# WHAT YOU NEED TO DO:
You are asked to repeat the listing word for word and to leave out its pictures.

[PROVIDED MATERIAL Boundary: Start]

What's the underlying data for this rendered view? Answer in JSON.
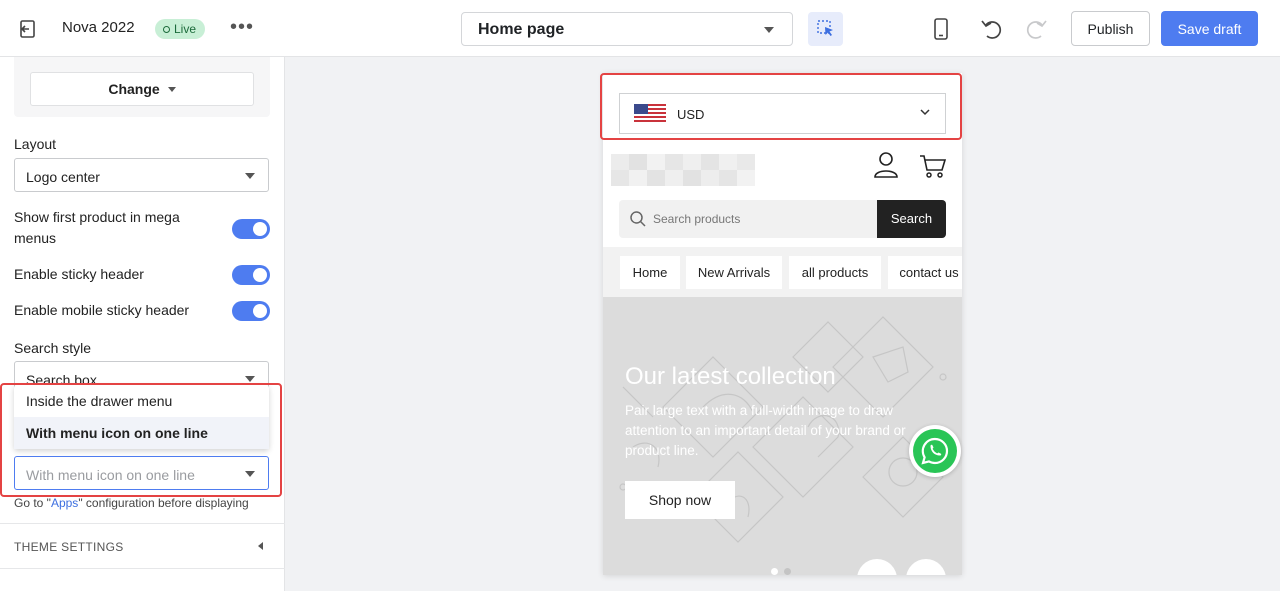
{
  "topbar": {
    "store_name": "Nova 2022",
    "live_badge": "Live",
    "more_label": "•••",
    "page_select": "Home page",
    "publish_label": "Publish",
    "save_label": "Save draft",
    "accent_color": "#4e7cf0"
  },
  "sidebar": {
    "change_label": "Change",
    "layout": {
      "label": "Layout",
      "value": "Logo center"
    },
    "toggles": [
      {
        "label": "Show first product in mega menus",
        "on": true
      },
      {
        "label": "Enable sticky header",
        "on": true
      },
      {
        "label": "Enable mobile sticky header",
        "on": true
      }
    ],
    "search_style": {
      "label": "Search style",
      "value": "Search box"
    },
    "dropdown": {
      "options": [
        "Inside the drawer menu",
        "With menu icon on one line"
      ],
      "selected": "With menu icon on one line"
    },
    "select_value": "With menu icon on one line",
    "apps_note": {
      "prefix": "Go to \"",
      "link": "Apps",
      "suffix": "\" configuration before displaying"
    },
    "theme_settings": "THEME SETTINGS"
  },
  "preview": {
    "currency": "USD",
    "search_placeholder": "Search products",
    "search_button": "Search",
    "nav": [
      "Home",
      "New Arrivals",
      "all products",
      "contact us"
    ],
    "hero": {
      "title": "Our latest collection",
      "text": "Pair large text with a full-width image to draw attention to an important detail of your brand or product line.",
      "button": "Shop now"
    },
    "slides": {
      "count": 2,
      "active": 1
    }
  },
  "highlight_color": "#e44343"
}
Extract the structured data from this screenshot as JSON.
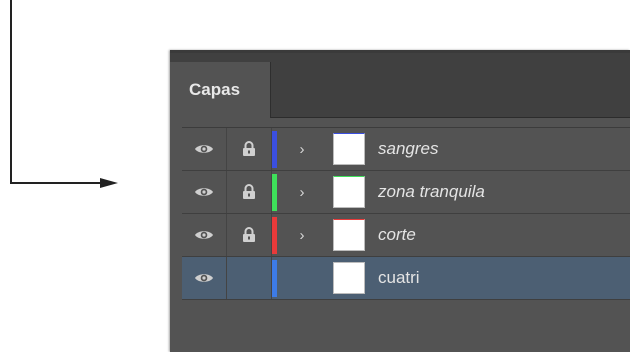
{
  "panel": {
    "tab_label": "Capas"
  },
  "layers": [
    {
      "name": "sangres",
      "color": "#3b4fe0",
      "locked": true,
      "expandable": true,
      "italic": true,
      "selected": false
    },
    {
      "name": "zona tranquila",
      "color": "#3ee05a",
      "locked": true,
      "expandable": true,
      "italic": true,
      "selected": false
    },
    {
      "name": "corte",
      "color": "#e83a3a",
      "locked": true,
      "expandable": true,
      "italic": true,
      "selected": false
    },
    {
      "name": "cuatri",
      "color": "#3d7be6",
      "locked": false,
      "expandable": false,
      "italic": false,
      "selected": true
    }
  ],
  "icons": {
    "visibility": "eye-icon",
    "lock": "lock-icon",
    "expand": "chevron-right-icon"
  }
}
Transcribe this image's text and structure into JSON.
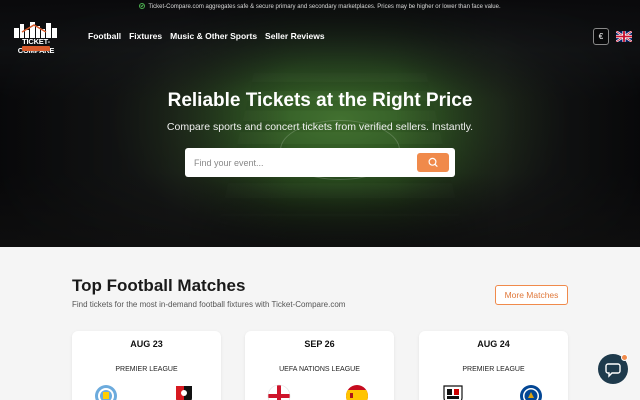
{
  "topbar": {
    "notice": "Ticket-Compare.com aggregates safe & secure primary and secondary marketplaces. Prices may be higher or lower than face value."
  },
  "logo": {
    "text": "TICKET-COMPARE"
  },
  "nav": {
    "items": [
      {
        "label": "Football"
      },
      {
        "label": "Fixtures"
      },
      {
        "label": "Music & Other Sports"
      },
      {
        "label": "Seller Reviews"
      }
    ]
  },
  "currency": {
    "symbol": "€"
  },
  "language": {
    "flag": "uk-flag-icon"
  },
  "hero": {
    "title": "Reliable Tickets at the Right Price",
    "subtitle": "Compare sports and concert tickets from verified sellers. Instantly."
  },
  "search": {
    "placeholder": "Find your event...",
    "icon": "search-icon"
  },
  "matches": {
    "title": "Top Football Matches",
    "subtitle": "Find tickets for the most in-demand football fixtures with Ticket-Compare.com",
    "more_label": "More Matches",
    "cards": [
      {
        "date": "AUG 23",
        "league": "PREMIER LEAGUE",
        "home": "man-city-crest",
        "away": "bournemouth-crest"
      },
      {
        "date": "SEP 26",
        "league": "UEFA NATIONS LEAGUE",
        "home": "england-flag",
        "away": "spain-flag"
      },
      {
        "date": "AUG 24",
        "league": "PREMIER LEAGUE",
        "home": "fulham-crest",
        "away": "chelsea-crest"
      }
    ]
  },
  "colors": {
    "accent": "#f08a4b",
    "dark": "#1e3a4c"
  },
  "chat": {
    "icon": "chat-bubble-icon"
  }
}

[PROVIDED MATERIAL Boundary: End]

# ANSWER BOX:
What's the underlying data for this rendered view? Answer in JSON.
{
  "topbar": {
    "store_name": "Nova 2022",
    "live_badge": "Live",
    "more_label": "•••",
    "page_select": "Home page",
    "publish_label": "Publish",
    "save_label": "Save draft",
    "accent_color": "#4e7cf0"
  },
  "sidebar": {
    "change_label": "Change",
    "layout": {
      "label": "Layout",
      "value": "Logo center"
    },
    "toggles": [
      {
        "label": "Show first product in mega menus",
        "on": true
      },
      {
        "label": "Enable sticky header",
        "on": true
      },
      {
        "label": "Enable mobile sticky header",
        "on": true
      }
    ],
    "search_style": {
      "label": "Search style",
      "value": "Search box"
    },
    "dropdown": {
      "options": [
        "Inside the drawer menu",
        "With menu icon on one line"
      ],
      "selected": "With menu icon on one line"
    },
    "select_value": "With menu icon on one line",
    "apps_note": {
      "prefix": "Go to \"",
      "link": "Apps",
      "suffix": "\" configuration before displaying"
    },
    "theme_settings": "THEME SETTINGS"
  },
  "preview": {
    "currency": "USD",
    "search_placeholder": "Search products",
    "search_button": "Search",
    "nav": [
      "Home",
      "New Arrivals",
      "all products",
      "contact us"
    ],
    "hero": {
      "title": "Our latest collection",
      "text": "Pair large text with a full-width image to draw attention to an important detail of your brand or product line.",
      "button": "Shop now"
    },
    "slides": {
      "count": 2,
      "active": 1
    }
  },
  "highlight_color": "#e44343"
}
Extract the structured data from this screenshot as JSON.
{
  "panel": {
    "tab_label": "Capas"
  },
  "layers": [
    {
      "name": "sangres",
      "color": "#3b4fe0",
      "locked": true,
      "expandable": true,
      "italic": true,
      "selected": false
    },
    {
      "name": "zona tranquila",
      "color": "#3ee05a",
      "locked": true,
      "expandable": true,
      "italic": true,
      "selected": false
    },
    {
      "name": "corte",
      "color": "#e83a3a",
      "locked": true,
      "expandable": true,
      "italic": true,
      "selected": false
    },
    {
      "name": "cuatri",
      "color": "#3d7be6",
      "locked": false,
      "expandable": false,
      "italic": false,
      "selected": true
    }
  ],
  "icons": {
    "visibility": "eye-icon",
    "lock": "lock-icon",
    "expand": "chevron-right-icon"
  }
}
Transcribe this image's text and structure into JSON.
{
  "topbar": {
    "notice": "Ticket-Compare.com aggregates safe & secure primary and secondary marketplaces. Prices may be higher or lower than face value."
  },
  "logo": {
    "text": "TICKET-COMPARE"
  },
  "nav": {
    "items": [
      {
        "label": "Football"
      },
      {
        "label": "Fixtures"
      },
      {
        "label": "Music & Other Sports"
      },
      {
        "label": "Seller Reviews"
      }
    ]
  },
  "currency": {
    "symbol": "€"
  },
  "language": {
    "flag": "uk-flag-icon"
  },
  "hero": {
    "title": "Reliable Tickets at the Right Price",
    "subtitle": "Compare sports and concert tickets from verified sellers. Instantly."
  },
  "search": {
    "placeholder": "Find your event...",
    "icon": "search-icon"
  },
  "matches": {
    "title": "Top Football Matches",
    "subtitle": "Find tickets for the most in-demand football fixtures with Ticket-Compare.com",
    "more_label": "More Matches",
    "cards": [
      {
        "date": "AUG 23",
        "league": "PREMIER LEAGUE",
        "home": "man-city-crest",
        "away": "bournemouth-crest"
      },
      {
        "date": "SEP 26",
        "league": "UEFA NATIONS LEAGUE",
        "home": "england-flag",
        "away": "spain-flag"
      },
      {
        "date": "AUG 24",
        "league": "PREMIER LEAGUE",
        "home": "fulham-crest",
        "away": "chelsea-crest"
      }
    ]
  },
  "colors": {
    "accent": "#f08a4b",
    "dark": "#1e3a4c"
  },
  "chat": {
    "icon": "chat-bubble-icon"
  }
}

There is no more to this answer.